-- PROBLEM DESCRIPTION --
The response should consist of every record, reproduced exactly.

-- RECORDS SHOWN --
*** Begin section ***

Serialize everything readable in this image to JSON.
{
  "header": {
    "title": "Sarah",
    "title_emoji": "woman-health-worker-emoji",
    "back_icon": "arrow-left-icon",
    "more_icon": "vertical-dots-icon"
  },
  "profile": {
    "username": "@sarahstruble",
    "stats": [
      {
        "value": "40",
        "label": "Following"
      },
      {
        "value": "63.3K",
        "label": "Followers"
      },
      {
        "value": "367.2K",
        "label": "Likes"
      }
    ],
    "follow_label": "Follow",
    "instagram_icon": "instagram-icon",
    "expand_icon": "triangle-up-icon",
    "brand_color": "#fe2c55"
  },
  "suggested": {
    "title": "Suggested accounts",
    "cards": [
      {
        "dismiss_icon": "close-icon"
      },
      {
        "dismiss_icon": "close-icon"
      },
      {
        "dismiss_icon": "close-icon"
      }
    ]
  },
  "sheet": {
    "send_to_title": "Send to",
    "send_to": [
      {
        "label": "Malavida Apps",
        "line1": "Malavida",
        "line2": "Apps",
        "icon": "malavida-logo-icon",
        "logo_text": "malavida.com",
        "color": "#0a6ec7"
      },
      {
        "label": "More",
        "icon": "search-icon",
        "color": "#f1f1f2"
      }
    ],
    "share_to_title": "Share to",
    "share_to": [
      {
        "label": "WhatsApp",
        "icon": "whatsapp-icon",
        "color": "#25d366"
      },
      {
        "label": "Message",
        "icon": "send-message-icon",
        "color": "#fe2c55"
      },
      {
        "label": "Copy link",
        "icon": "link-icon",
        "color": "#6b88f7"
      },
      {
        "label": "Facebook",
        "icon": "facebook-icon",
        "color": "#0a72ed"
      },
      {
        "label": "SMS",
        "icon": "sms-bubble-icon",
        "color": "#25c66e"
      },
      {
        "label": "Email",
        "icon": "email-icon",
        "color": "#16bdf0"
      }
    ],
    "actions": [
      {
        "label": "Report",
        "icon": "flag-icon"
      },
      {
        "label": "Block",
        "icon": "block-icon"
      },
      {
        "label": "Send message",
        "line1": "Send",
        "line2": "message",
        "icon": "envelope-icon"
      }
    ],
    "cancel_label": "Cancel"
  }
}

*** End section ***

-- EXERCISE SOLUTION --
Serialize everything readable in this image to JSON.
{
  "header": {
    "title": "Sarah",
    "title_emoji": "woman-health-worker-emoji",
    "back_icon": "arrow-left-icon",
    "more_icon": "vertical-dots-icon"
  },
  "profile": {
    "username": "@sarahstruble",
    "stats": [
      {
        "value": "40",
        "label": "Following"
      },
      {
        "value": "63.3K",
        "label": "Followers"
      },
      {
        "value": "367.2K",
        "label": "Likes"
      }
    ],
    "follow_label": "Follow",
    "instagram_icon": "instagram-icon",
    "expand_icon": "triangle-up-icon",
    "brand_color": "#fe2c55"
  },
  "suggested": {
    "title": "Suggested accounts",
    "cards": [
      {
        "dismiss_icon": "close-icon"
      },
      {
        "dismiss_icon": "close-icon"
      },
      {
        "dismiss_icon": "close-icon"
      }
    ]
  },
  "sheet": {
    "send_to_title": "Send to",
    "send_to": [
      {
        "label": "Malavida Apps",
        "line1": "Malavida",
        "line2": "Apps",
        "icon": "malavida-logo-icon",
        "logo_text": "malavida.com",
        "color": "#0a6ec7"
      },
      {
        "label": "More",
        "icon": "search-icon",
        "color": "#f1f1f2"
      }
    ],
    "share_to_title": "Share to",
    "share_to": [
      {
        "label": "WhatsApp",
        "icon": "whatsapp-icon",
        "color": "#25d366"
      },
      {
        "label": "Message",
        "icon": "send-message-icon",
        "color": "#fe2c55"
      },
      {
        "label": "Copy link",
        "icon": "link-icon",
        "color": "#6b88f7"
      },
      {
        "label": "Facebook",
        "icon": "facebook-icon",
        "color": "#0a72ed"
      },
      {
        "label": "SMS",
        "icon": "sms-bubble-icon",
        "color": "#25c66e"
      },
      {
        "label": "Email",
        "icon": "email-icon",
        "color": "#16bdf0"
      }
    ],
    "actions": [
      {
        "label": "Report",
        "icon": "flag-icon"
      },
      {
        "label": "Block",
        "icon": "block-icon"
      },
      {
        "label": "Send message",
        "line1": "Send",
        "line2": "message",
        "icon": "envelope-icon"
      }
    ],
    "cancel_label": "Cancel"
  }
}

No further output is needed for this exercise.